Aside from the megahit Spamalot (based on "Monty Python and the Holy Grail") few of the resultant shows, however, have matched the success of The Producers or Hairspray, now running five-and-a-half years and four years on Broadway, respectively. The Wedding Singer, produced by Hairspray's Margo Lion, won't have lasted a year when it closes in a few weeks. Dirty Rotten Scoundrels ran a solid two years, but without making a profit. Chitty Chitty Bang Bang ran to Earth on Broadway in eight months. Disney's Tarzan was received with far less acclaim than its previous film adaptation The Lion King. Even Festen—a London hit and a rare non-musical staging of a film—made a quick exit.
One happy exception to these sad statistics is The Color Purple (yes, it was, like High Fidelity, a book before it was a movie, but it's doubtful either would have reached the stage if not for the notoriety of the screen treatment). This week the show, which was not treated kindly by critics, announced it had recouped its investment. Oprah be praised.
Playwright David Lindsay-Abaire penned the book, Tom Kitt did music and Amanda Green wrote lyrics for High Fidelity—each making their Broadway musical theatre writing debut. And the reception? Well, they have one thing in common with The Color Purple; the critics didn't love the show.
That's it for musicals made from movies. Now, on to that far older genre, movies made from musicals. Four years after the success of the film version of Chicago, it looks like Hollywood has finally come up with a successful follow-up. The eagerly awaited DreamWorks/ Paramount film of the Broadway musical Dreamgirls debuted in New York City (in the starry red carpet event to be followed later by public release) Dec. 4 at the Ziegfeld Theatre, and if early reviews are any indication, it's poised to be a hit.
The cast has broad audience appeal. It includes Oscar-winner Jamie Foxx, pop sensation Beyoncé Knowles, "American Idol" star Jennifer Hudson, Broadway actress and Tony-winner Anika Noni Rose, and such Hollywood stalwarts as Eddie Murphy and Danny Glover. The movie opens nationwide Christmas day, almost exactly four years after "Chicago" opened in movie houses. It shares one other important thing with "Chicago": Bill Condon. The man wrote the screenplay for both movies, and also sits in the director's chair for "Dreamgirls."
Harley Granville-Barker's morality play, The Voysey Inheritance, in a new adaptation by David Mamet, opened Dec. 6 at Off-Broadway's Atlantic Theater Company. Fritz Weaver starred as the head of a grand old family with some dark secrets. David Warren directed.

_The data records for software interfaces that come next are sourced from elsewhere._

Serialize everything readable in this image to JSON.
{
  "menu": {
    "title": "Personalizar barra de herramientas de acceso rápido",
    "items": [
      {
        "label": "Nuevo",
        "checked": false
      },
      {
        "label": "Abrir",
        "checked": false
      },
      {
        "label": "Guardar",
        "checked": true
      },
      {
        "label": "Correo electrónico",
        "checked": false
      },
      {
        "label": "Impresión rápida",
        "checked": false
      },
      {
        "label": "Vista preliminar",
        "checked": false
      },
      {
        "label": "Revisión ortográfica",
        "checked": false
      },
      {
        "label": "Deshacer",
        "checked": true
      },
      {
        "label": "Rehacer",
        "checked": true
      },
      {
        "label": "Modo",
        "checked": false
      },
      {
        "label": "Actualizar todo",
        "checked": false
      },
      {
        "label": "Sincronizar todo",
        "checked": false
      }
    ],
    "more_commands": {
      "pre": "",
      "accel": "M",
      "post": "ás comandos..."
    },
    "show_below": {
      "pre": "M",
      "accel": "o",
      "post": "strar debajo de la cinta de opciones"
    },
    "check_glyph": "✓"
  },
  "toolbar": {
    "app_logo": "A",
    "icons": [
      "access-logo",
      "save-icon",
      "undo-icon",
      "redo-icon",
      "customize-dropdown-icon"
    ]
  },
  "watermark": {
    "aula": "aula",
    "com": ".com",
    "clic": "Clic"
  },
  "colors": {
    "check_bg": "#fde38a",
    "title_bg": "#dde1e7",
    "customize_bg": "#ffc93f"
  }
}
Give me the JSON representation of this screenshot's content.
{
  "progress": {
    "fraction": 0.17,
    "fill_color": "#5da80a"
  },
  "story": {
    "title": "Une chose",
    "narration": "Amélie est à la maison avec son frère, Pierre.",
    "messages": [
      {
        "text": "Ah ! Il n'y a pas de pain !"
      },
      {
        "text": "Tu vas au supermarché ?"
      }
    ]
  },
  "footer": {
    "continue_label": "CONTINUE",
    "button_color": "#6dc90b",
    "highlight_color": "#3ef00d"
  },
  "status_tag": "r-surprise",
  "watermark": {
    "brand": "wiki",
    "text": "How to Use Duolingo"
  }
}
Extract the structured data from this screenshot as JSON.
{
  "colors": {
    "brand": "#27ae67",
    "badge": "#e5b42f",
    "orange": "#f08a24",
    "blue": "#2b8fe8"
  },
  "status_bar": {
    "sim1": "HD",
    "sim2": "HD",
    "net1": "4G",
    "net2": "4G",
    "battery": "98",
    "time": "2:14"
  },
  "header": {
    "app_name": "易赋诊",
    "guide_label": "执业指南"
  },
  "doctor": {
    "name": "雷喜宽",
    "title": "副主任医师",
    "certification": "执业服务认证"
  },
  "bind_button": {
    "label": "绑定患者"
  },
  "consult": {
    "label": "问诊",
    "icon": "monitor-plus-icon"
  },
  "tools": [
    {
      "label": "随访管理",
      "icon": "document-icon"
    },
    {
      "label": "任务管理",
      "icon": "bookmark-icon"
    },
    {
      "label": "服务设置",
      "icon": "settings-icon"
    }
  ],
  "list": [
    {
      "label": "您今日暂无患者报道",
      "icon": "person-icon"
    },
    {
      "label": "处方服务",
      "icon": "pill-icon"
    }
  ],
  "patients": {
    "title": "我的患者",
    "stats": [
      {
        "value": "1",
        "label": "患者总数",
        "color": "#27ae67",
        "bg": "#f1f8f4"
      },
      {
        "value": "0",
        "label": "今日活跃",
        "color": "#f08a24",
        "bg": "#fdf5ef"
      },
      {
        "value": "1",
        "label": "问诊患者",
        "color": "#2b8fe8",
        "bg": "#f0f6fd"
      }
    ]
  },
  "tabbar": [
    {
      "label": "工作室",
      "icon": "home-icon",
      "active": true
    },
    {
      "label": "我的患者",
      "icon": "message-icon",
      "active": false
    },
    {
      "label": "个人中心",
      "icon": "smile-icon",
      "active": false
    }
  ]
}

David Cale and Jonathan Kreisberg's play with music, Floyd and Clea Under the Western Sky, charting the relationship between two country singers, also opened this week, playing Playwrights Horizons. Critics thought it gently appealing, though a bit heavy in the cliché and sentiment departments.
(Robert Simonson is Playbill.com's senior correspondent.)